Secretary of the Power Division Md Habibur Rahman also demanded the same.
According to a source present at the meeting, Finance Minister AHM Mustafa Kamal rejected the proposals of increasing ADP to three ministries.
"No one can foresee the future of the Russia-Ukraine war, which has already shot up spending in many sectors," the minister said and called for focusing on the implementation of existing projects.
Big cut in ADP revision for current fiscal
Although the government kept the target of revenue collection the same in the revised budget, it cut ADP allocation.
The FY2021-22 budget, presented at the meeting, revised down to Tk5,93,500crore, which was Tk10,181 crore less than the original.
The revised budget cut Tk17,774crore ADP allocation to Tk2.07 lakh crore.
On the other hand, an additional Tk7,593crore has been added to the revised budget without any reduction in operating expenses.
Economists emphasise successful implementation
Even with the allocation cut, projects under the ADP can be successful if the efficiency implementation is increased, said Akhtar Mahmood, former lead private sector specialist at the World Bank in Bangladesh, told TBS.
"In Bangladesh, ADP implementation is evaluated based on spending which is not expected at all," he said, adding that the ultimate progress of the projects should be considered.
Besides, social impacts and people's benefits from the projects are needed to be evaluated, believes Akhtar.
"There is no wrong with increasing outputs by spending less. However, the reality is that all are focused on project spending, as those can be shown up easily.

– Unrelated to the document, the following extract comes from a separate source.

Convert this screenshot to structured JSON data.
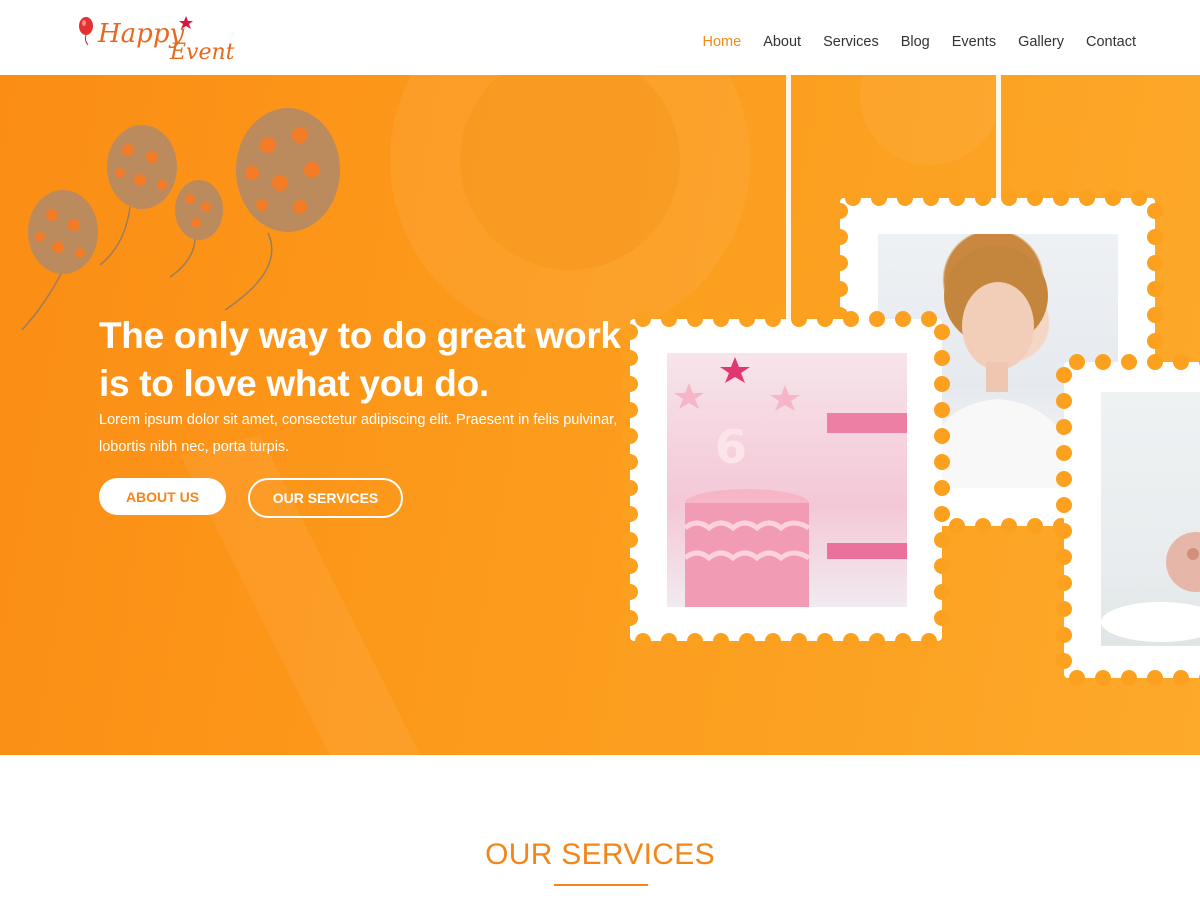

With such a culture, the chance of corruption increases."
He suggested agencies concerned to increase their capacity in implementing annual development projects.